variety of educational products, rather than cultural
citizens who must grapple to understand themselves
and their world, as both individuals and participants in
the welfare of the commons.
Knowledge has been reduced to a market commodity,
to be bought and sold to the highest bidder. Teaching in
many classrooms now resembles a market “quality-
controlled” operation driven by standardization and a
banking pedagogy (Freire, 1971), overwhelmingly
obsessed with the use of expensive and ever-changing
Darder, 2016, pg. 43.
Relevance of MOOCs
• MOOCs reside on the
margin of the institution
• How might MOOCs
serve, enhance and
expand the Commons?
• Could their openness
foster that multiple
voices will be heard?
• How long might they be
used to experiment with?
Strategic decisions to inform policy with
regards to MOOCs should be based on
Widening Access and Openness to Learning
“Beauty does not reside
in simplicity.
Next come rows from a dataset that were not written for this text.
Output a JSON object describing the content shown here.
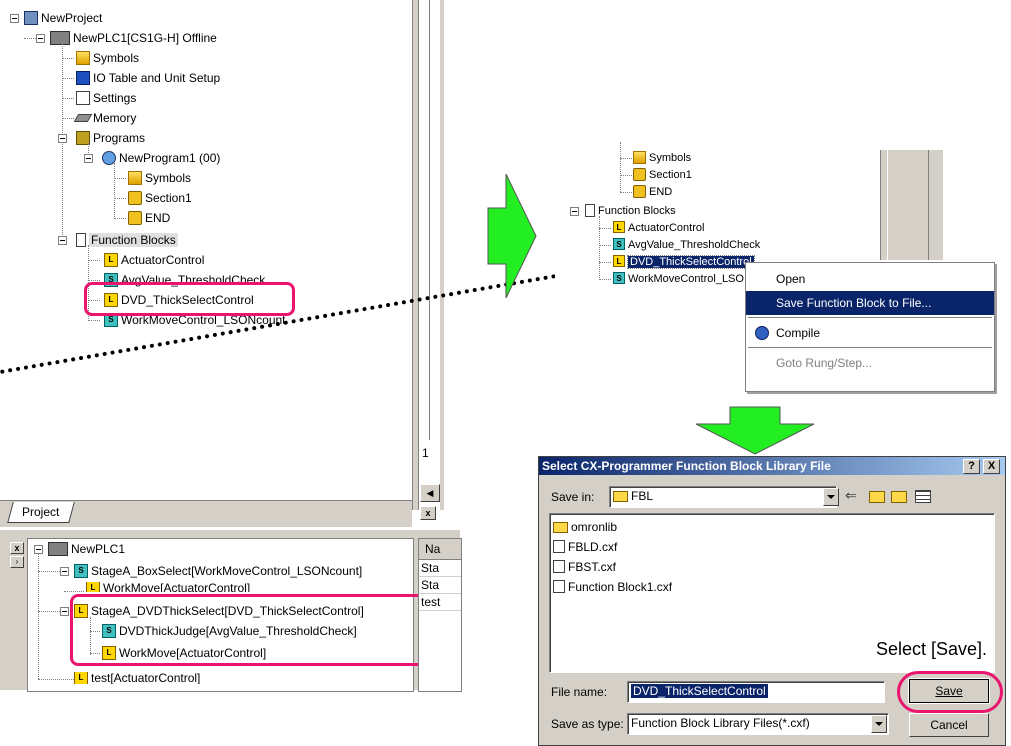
{
  "left_tree": {
    "root": "NewProject",
    "plc": "NewPLC1[CS1G-H] Offline",
    "symbols": "Symbols",
    "io_table": "IO Table and Unit Setup",
    "settings": "Settings",
    "memory": "Memory",
    "programs": "Programs",
    "program1": "NewProgram1 (00)",
    "prog_symbols": "Symbols",
    "section1": "Section1",
    "end": "END",
    "function_blocks": "Function Blocks",
    "fb_items": [
      "ActuatorControl",
      "AvgValue_ThresholdCheck",
      "DVD_ThickSelectControl",
      "WorkMoveControl_LSONcount"
    ],
    "project_tab": "Project",
    "ruler_number": "1"
  },
  "instance_tree": {
    "root": "NewPLC1",
    "items": [
      "StageA_BoxSelect[WorkMoveControl_LSONcount]",
      "WorkMove[ActuatorControl]",
      "StageA_DVDThickSelect[DVD_ThickSelectControl]",
      "DVDThickJudge[AvgValue_ThresholdCheck]",
      "WorkMove[ActuatorControl]",
      "test[ActuatorControl]"
    ],
    "name_header": "Na",
    "name_cells": [
      "Sta",
      "Sta",
      "test"
    ]
  },
  "middle_tree": {
    "symbols": "Symbols",
    "section1": "Section1",
    "end": "END",
    "function_blocks": "Function Blocks",
    "fb_items": [
      "ActuatorControl",
      "AvgValue_ThresholdCheck",
      "DVD_ThickSelectControl",
      "WorkMoveControl_LSO"
    ]
  },
  "context_menu": {
    "items": [
      "Open",
      "Save Function Block to File...",
      "Compile",
      "Goto Rung/Step..."
    ]
  },
  "dialog": {
    "title": "Select CX-Programmer Function Block Library File",
    "help_btn": "?",
    "close_btn": "X",
    "save_in_label": "Save in:",
    "save_in_value": "FBL",
    "files": [
      "omronlib",
      "FBLD.cxf",
      "FBST.cxf",
      "Function Block1.cxf"
    ],
    "file_name_label": "File name:",
    "file_name_value": "DVD_ThickSelectControl",
    "save_as_type_label": "Save as type:",
    "save_as_type_value": "Function Block Library Files(*.cxf)",
    "save_btn": "Save",
    "cancel_btn": "Cancel"
  },
  "annotation": "Select [Save].",
  "colors": {
    "highlight": "#e8146e",
    "arrow_green": "#22ee22",
    "selection": "#0a246a"
  }
}
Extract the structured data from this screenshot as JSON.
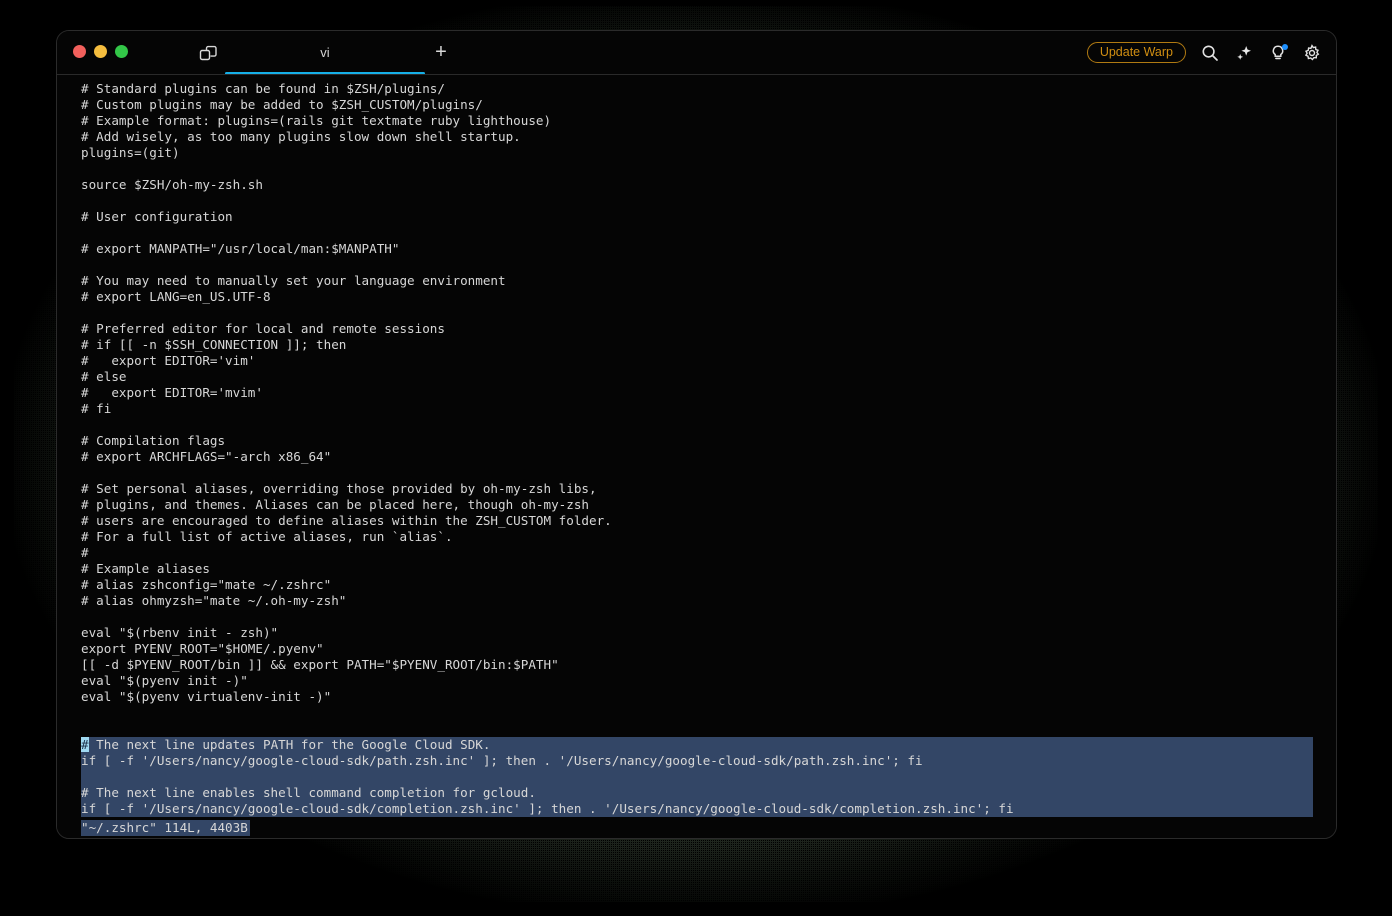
{
  "window": {
    "traffic_lights": [
      "close",
      "minimize",
      "maximize"
    ],
    "split_pane_icon": "split-pane-icon"
  },
  "tabbar": {
    "tab_label": "vi",
    "new_tab_label": "+",
    "accent_color": "#16b0e8"
  },
  "toolbar": {
    "update_label": "Update Warp",
    "update_color": "#d08e12",
    "icons": [
      "search-icon",
      "ai-sparkle-icon",
      "lightbulb-icon",
      "gear-icon"
    ],
    "notification_dot_color": "#1e90ff"
  },
  "terminal": {
    "foreground": "#d7d7d7",
    "background": "#050505",
    "selection_background": "#334666",
    "cursor_background": "#9fd9f2",
    "lines": [
      "# Standard plugins can be found in $ZSH/plugins/",
      "# Custom plugins may be added to $ZSH_CUSTOM/plugins/",
      "# Example format: plugins=(rails git textmate ruby lighthouse)",
      "# Add wisely, as too many plugins slow down shell startup.",
      "plugins=(git)",
      "",
      "source $ZSH/oh-my-zsh.sh",
      "",
      "# User configuration",
      "",
      "# export MANPATH=\"/usr/local/man:$MANPATH\"",
      "",
      "# You may need to manually set your language environment",
      "# export LANG=en_US.UTF-8",
      "",
      "# Preferred editor for local and remote sessions",
      "# if [[ -n $SSH_CONNECTION ]]; then",
      "#   export EDITOR='vim'",
      "# else",
      "#   export EDITOR='mvim'",
      "# fi",
      "",
      "# Compilation flags",
      "# export ARCHFLAGS=\"-arch x86_64\"",
      "",
      "# Set personal aliases, overriding those provided by oh-my-zsh libs,",
      "# plugins, and themes. Aliases can be placed here, though oh-my-zsh",
      "# users are encouraged to define aliases within the ZSH_CUSTOM folder.",
      "# For a full list of active aliases, run `alias`.",
      "#",
      "# Example aliases",
      "# alias zshconfig=\"mate ~/.zshrc\"",
      "# alias ohmyzsh=\"mate ~/.oh-my-zsh\"",
      "",
      "eval \"$(rbenv init - zsh)\"",
      "export PYENV_ROOT=\"$HOME/.pyenv\"",
      "[[ -d $PYENV_ROOT/bin ]] && export PATH=\"$PYENV_ROOT/bin:$PATH\"",
      "eval \"$(pyenv init -)\"",
      "eval \"$(pyenv virtualenv-init -)\"",
      "",
      ""
    ],
    "selected_lines": {
      "cursor_char": "#",
      "line1_rest": " The next line updates PATH for the Google Cloud SDK.",
      "line2": "if [ -f '/Users/nancy/google-cloud-sdk/path.zsh.inc' ]; then . '/Users/nancy/google-cloud-sdk/path.zsh.inc'; fi",
      "line3": "",
      "line4": "# The next line enables shell command completion for gcloud.",
      "line5": "if [ -f '/Users/nancy/google-cloud-sdk/completion.zsh.inc' ]; then . '/Users/nancy/google-cloud-sdk/completion.zsh.inc'; fi"
    },
    "status_line": "\"~/.zshrc\" 114L, 4403B"
  }
}
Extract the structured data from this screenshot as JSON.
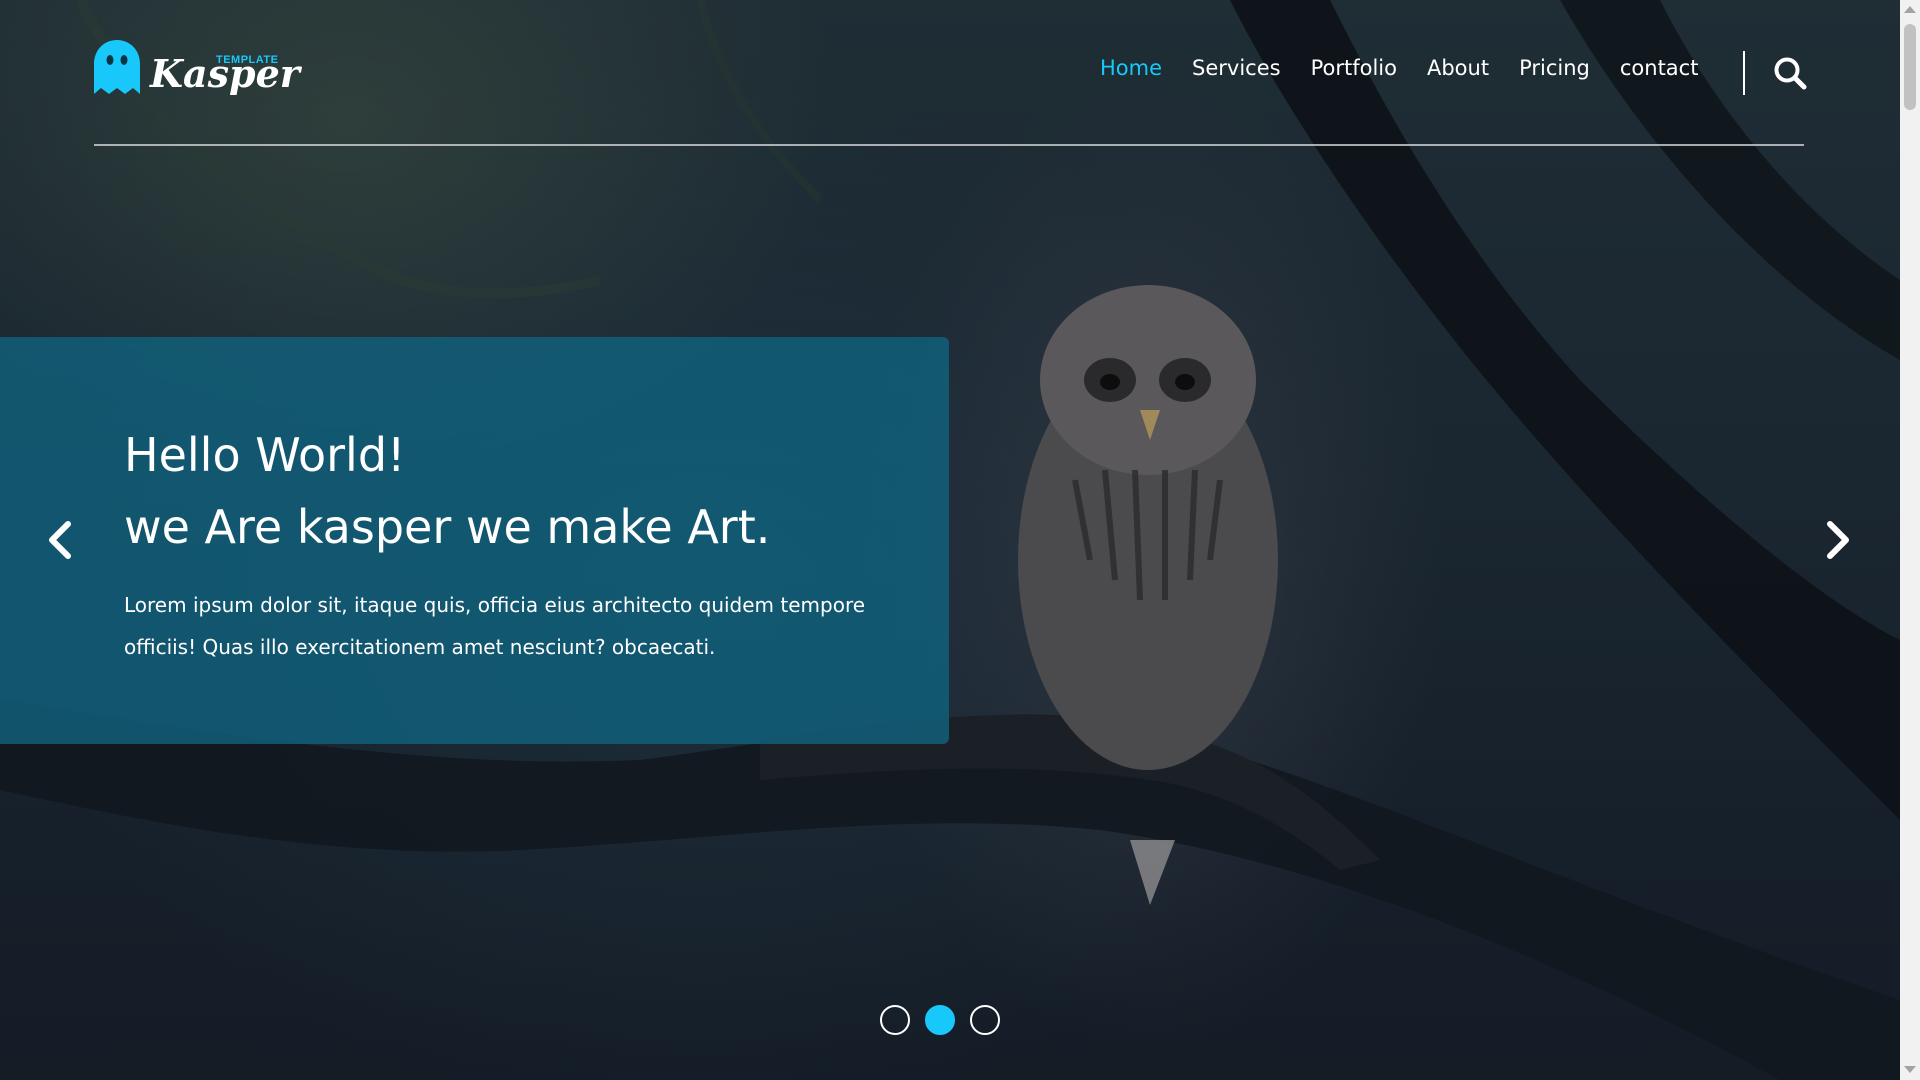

Nor in
complexity, per se. For a
molecule or a song, for a
ceramic vase or a play,
beauty is created out of
the labor of human
hands and minds. It is to
be found, precarious, at
some tense edge where
and complexity, order
and chaos, contend”.
Hoffmann (2003, p. 7-10)
Human minds are not cognitive
• Level of communication
• Technology used
• Active engagement
• Degree of distance
MOOC design and teaching
Teacher a mere noise?
Teacher and learner are both required to “invest
something of themselves” in learning which results
in personal fulfilment and genuine receptivity
(Bonnett, 2002, p.241). That is what makes
teaching as a profession worthwhile, this genuine
interaction with other human beings.
Making MOOCs meaningful